I have not heard from sister Head since Tuesday last. She with my dear & hond Mother &c was yn well – may a kind providence preserve ym for health & safety. I desire to chearfully confide in yt goodness I have hitherto experienced. O may my Maria be brought safely through the difficult hour. Indeed my dear I cannot express ye distress I was in ye day I left Bradford if you knew it you wou’d pity me but why do I say so I have your tenderest sympathy. You can sympathize for your heart is apt to feel to melt in tenderness at others woe – O may the alwise disposer of Events in mercy preserve each of my dear Friends & long prolong their valued lives. May sincere gratitude for every fresh mercy be implanted in every heart & we all inabled to live to ye praise & glory of ye bounteous donor – Serve praise & adore ye God of all our mercies thro’ Life & be fitted & at last meet in ye blissful regions above where ye absence of one blessing shall not imbitter those we possess but where a full perfection of immortal happiness forever resides is ye prayer of my dearest Silvia your ever Affecte
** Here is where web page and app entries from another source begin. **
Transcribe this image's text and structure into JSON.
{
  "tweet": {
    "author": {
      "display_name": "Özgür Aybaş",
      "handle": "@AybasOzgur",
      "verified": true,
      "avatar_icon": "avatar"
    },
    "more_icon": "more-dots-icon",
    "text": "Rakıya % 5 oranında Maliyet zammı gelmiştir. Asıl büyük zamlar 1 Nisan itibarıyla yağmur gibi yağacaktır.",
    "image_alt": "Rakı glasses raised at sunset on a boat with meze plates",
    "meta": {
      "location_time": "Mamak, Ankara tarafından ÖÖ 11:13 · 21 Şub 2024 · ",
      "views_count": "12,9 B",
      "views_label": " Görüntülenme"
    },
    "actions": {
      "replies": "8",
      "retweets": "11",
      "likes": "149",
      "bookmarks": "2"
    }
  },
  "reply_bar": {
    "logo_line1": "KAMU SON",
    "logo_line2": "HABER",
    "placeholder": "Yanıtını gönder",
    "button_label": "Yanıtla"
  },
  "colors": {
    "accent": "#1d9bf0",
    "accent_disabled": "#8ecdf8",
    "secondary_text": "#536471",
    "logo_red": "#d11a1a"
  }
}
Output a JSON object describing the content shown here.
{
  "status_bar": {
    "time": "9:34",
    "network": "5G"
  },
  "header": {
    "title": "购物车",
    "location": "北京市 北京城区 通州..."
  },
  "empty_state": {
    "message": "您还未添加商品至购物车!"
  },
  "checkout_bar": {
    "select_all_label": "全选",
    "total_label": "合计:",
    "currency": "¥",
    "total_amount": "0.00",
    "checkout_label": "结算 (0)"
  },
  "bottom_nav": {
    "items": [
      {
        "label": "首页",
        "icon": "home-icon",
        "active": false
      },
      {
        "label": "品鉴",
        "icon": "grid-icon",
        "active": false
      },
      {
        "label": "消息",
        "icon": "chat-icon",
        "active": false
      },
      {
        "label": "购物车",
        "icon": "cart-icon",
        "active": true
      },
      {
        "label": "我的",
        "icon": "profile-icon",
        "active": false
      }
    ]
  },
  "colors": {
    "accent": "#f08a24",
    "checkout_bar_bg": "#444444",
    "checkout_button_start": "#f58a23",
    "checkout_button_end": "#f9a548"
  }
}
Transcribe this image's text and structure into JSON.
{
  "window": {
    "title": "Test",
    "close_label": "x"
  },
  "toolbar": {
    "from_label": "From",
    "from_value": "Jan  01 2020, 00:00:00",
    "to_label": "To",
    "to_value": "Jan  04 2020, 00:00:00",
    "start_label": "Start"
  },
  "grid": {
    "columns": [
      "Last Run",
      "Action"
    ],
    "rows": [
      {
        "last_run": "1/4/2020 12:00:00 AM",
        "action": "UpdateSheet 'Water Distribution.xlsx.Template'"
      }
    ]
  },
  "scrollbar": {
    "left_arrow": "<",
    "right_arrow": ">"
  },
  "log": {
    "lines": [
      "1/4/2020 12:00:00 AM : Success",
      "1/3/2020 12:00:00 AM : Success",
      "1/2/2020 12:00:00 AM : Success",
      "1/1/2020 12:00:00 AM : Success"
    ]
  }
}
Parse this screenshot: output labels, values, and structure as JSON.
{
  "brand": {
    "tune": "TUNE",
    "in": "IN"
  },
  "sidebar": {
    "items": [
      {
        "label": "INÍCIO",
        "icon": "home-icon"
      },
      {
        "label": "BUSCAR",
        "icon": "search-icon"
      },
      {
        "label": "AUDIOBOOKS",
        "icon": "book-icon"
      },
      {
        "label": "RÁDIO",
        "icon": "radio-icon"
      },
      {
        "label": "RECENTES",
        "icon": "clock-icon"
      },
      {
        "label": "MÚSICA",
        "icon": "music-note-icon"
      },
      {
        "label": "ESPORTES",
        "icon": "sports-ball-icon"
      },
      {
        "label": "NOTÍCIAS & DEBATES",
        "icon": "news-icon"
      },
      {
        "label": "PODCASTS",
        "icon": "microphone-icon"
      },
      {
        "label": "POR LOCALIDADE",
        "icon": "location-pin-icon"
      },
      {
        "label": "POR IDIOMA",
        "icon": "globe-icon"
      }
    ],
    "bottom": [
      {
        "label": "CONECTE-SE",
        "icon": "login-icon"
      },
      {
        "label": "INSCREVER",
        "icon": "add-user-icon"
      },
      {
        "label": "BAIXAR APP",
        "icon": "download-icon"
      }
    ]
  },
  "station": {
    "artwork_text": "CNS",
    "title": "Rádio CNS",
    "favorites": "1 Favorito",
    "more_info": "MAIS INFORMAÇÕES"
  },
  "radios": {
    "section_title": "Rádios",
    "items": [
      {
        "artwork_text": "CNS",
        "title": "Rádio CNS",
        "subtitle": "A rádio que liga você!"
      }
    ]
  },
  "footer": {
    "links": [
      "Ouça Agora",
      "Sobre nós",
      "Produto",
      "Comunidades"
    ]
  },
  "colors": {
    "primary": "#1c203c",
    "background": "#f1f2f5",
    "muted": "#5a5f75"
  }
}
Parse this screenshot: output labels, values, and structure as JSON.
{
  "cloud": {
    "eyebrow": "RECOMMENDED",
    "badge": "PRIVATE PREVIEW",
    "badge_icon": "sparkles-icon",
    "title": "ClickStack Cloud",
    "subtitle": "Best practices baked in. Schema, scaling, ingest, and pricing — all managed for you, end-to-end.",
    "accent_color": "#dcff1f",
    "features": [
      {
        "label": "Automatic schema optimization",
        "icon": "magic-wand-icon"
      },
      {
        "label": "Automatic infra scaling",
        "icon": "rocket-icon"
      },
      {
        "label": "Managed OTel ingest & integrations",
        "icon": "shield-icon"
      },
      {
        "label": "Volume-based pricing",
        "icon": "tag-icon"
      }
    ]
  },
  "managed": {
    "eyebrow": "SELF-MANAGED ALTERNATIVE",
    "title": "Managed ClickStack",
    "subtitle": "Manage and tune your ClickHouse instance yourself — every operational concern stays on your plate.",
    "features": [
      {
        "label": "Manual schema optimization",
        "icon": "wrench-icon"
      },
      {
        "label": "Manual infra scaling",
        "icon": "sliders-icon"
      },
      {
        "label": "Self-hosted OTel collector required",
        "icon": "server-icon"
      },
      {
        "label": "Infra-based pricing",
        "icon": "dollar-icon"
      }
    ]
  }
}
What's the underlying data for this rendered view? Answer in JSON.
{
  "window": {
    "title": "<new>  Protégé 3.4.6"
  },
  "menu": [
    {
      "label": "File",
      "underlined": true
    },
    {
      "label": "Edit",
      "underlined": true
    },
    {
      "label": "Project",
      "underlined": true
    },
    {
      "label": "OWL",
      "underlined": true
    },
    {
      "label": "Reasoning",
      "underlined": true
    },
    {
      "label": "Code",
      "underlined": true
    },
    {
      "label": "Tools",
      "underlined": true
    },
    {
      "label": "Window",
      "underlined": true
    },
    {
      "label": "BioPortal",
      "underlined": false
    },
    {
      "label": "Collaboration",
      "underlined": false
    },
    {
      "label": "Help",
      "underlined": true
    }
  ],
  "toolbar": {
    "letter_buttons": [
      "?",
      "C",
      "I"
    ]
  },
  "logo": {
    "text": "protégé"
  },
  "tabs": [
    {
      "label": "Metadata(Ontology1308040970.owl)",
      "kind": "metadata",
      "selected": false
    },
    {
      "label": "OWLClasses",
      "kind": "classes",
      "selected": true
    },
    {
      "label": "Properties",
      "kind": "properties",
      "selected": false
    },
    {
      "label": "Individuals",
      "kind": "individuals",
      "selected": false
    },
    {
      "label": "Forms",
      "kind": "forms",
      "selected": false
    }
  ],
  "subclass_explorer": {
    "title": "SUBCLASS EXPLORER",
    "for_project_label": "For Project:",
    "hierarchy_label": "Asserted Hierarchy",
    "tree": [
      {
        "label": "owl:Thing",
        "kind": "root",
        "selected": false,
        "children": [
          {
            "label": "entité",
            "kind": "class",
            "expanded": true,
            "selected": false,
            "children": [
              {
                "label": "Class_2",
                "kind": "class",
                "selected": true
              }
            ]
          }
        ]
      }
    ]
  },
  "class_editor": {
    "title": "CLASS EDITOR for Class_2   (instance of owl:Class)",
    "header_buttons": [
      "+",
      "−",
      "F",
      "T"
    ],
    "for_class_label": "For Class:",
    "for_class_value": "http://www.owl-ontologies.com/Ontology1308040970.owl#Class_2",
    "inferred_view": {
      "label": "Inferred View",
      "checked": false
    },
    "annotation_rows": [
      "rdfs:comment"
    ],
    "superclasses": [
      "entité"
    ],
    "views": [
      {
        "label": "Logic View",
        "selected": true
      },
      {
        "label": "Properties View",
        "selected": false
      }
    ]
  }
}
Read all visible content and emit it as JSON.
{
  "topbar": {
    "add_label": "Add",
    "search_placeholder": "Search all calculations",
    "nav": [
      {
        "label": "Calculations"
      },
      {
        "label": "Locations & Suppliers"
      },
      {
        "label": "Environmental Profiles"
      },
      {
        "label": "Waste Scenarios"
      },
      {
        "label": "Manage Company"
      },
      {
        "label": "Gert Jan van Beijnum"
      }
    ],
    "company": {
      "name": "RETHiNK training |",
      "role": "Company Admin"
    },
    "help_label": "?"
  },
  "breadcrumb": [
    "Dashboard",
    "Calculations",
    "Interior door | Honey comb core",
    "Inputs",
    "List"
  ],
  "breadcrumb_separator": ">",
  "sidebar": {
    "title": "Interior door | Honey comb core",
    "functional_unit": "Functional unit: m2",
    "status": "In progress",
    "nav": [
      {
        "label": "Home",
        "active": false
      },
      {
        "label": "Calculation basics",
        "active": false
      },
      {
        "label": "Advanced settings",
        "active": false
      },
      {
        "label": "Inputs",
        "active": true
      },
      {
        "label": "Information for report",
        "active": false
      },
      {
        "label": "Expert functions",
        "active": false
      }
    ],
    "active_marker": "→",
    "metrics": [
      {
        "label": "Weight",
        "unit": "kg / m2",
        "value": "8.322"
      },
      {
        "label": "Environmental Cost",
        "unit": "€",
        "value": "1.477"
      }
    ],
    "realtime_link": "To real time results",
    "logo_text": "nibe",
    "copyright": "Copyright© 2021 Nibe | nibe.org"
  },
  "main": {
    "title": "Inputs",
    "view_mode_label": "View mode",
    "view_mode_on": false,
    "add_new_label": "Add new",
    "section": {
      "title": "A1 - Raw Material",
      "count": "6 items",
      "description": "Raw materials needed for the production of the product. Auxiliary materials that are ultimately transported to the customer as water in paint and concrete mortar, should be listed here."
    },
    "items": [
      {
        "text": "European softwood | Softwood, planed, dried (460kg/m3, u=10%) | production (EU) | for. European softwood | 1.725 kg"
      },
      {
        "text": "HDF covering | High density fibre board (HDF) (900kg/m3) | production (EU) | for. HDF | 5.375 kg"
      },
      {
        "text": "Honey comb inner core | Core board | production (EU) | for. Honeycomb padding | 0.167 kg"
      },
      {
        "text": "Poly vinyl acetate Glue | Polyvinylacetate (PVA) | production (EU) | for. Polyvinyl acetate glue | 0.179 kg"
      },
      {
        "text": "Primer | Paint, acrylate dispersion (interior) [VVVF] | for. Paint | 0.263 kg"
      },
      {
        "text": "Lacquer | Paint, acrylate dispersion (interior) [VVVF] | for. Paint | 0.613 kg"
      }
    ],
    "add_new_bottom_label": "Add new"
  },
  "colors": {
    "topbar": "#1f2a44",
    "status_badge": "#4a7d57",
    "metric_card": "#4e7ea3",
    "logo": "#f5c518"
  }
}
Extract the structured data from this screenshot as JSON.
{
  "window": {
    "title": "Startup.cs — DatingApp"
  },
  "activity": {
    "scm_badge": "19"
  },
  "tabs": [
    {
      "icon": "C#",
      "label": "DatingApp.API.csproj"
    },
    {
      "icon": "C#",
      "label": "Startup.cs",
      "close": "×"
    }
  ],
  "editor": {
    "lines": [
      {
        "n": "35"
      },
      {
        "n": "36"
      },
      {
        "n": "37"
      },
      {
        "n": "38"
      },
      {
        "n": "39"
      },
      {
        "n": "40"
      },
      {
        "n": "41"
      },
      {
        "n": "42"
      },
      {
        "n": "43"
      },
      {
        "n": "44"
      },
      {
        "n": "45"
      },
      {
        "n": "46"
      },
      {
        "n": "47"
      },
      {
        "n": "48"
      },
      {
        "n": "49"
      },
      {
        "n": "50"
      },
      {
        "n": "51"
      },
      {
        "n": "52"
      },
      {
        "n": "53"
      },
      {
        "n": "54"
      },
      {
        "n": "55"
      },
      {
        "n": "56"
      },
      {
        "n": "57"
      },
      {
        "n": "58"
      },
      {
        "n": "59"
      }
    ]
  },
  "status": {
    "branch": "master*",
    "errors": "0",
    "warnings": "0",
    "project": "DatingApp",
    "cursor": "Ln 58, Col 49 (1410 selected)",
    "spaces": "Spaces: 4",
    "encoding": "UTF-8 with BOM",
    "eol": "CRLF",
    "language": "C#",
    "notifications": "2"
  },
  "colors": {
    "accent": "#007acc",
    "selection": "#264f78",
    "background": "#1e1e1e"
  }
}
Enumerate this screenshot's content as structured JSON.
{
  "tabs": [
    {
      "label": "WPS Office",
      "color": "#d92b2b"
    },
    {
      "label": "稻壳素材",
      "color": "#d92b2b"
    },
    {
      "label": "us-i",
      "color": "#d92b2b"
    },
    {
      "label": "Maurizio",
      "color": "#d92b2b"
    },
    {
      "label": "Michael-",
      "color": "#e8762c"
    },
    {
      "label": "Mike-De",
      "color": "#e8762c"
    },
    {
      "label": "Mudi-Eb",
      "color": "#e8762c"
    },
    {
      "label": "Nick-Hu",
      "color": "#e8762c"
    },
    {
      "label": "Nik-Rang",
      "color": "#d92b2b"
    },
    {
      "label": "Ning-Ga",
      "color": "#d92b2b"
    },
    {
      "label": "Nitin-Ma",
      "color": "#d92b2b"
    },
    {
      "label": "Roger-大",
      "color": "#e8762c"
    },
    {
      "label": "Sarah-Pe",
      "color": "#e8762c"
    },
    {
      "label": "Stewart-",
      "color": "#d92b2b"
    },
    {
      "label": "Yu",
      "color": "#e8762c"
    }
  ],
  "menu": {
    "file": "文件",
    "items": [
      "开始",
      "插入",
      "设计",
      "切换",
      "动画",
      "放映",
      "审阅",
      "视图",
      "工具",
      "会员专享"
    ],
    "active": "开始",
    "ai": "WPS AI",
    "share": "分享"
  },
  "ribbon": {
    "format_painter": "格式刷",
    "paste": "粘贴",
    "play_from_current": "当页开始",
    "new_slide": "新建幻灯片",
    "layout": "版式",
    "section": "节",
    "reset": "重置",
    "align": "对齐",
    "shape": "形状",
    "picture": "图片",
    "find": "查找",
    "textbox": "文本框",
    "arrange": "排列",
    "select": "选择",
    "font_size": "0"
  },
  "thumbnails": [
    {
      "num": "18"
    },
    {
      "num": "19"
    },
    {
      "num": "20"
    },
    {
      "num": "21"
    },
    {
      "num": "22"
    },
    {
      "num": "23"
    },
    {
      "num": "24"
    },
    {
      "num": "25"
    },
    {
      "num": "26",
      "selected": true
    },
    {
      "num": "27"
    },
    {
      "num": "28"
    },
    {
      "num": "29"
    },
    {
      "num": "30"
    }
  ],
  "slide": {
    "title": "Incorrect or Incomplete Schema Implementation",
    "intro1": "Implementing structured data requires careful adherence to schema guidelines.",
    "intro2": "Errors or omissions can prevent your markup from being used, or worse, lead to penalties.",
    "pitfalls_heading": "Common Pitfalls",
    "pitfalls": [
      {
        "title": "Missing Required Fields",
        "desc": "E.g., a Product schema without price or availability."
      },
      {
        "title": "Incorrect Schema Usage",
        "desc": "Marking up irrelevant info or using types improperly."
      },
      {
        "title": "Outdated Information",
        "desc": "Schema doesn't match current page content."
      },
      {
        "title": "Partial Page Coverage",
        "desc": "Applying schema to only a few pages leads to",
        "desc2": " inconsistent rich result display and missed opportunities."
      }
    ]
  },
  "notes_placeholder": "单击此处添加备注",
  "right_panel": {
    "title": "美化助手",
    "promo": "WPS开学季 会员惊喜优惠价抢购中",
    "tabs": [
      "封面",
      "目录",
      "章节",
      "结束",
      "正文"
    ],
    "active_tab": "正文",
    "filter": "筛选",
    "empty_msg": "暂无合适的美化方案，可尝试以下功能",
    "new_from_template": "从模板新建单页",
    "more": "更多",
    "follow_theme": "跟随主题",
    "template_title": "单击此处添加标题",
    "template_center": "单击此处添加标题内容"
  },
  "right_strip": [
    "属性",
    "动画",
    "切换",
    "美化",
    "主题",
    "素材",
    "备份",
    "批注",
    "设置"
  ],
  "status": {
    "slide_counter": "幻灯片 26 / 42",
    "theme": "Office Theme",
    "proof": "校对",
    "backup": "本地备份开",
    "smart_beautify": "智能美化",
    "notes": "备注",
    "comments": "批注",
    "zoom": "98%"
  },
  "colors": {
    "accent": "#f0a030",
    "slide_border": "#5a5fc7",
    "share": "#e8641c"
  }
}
Sister joins me in ye sincerest affection for my amiable Friend. I have many things to say but see my paper will not admit of it were it not for my Silvias partiality I should think I have allready said enough to tire your patience be you to excuse it I cannot express my Gratitude for your last welcome favour may I look for a letter soon after you come home
Text: Attwater Papers, acc. 76, II.B.2.(e.). Postmark: Devizes. Address: Miss Steele / Broughton / near Stockbridge / Hants; for an annotated edition of this letter, see Timothy Whelan, ed., Nonconformist Women Writers 1720-1840 (London: Pickering & Chatto, 2011), vol. 3, pp. 257-60. Miss Mitford, who originated among the Particular Baptists of London, moved into one of Whitefield’s Societies before becoming a Methodist preacher at the age of twenty-one. By the mid-1760s, Sarah Crosby (1729-1804) and Mary Bosanquet-Fletcher (1739-1815) had gained John Wesley’s approval to preach before men as well as women; many others, like Mitford, followed their example, but their exact numbers are not known. Beginning in the early part of the nineteenth century, however, the Methodist Conference began to restrict women preachers to audiences of their own sex.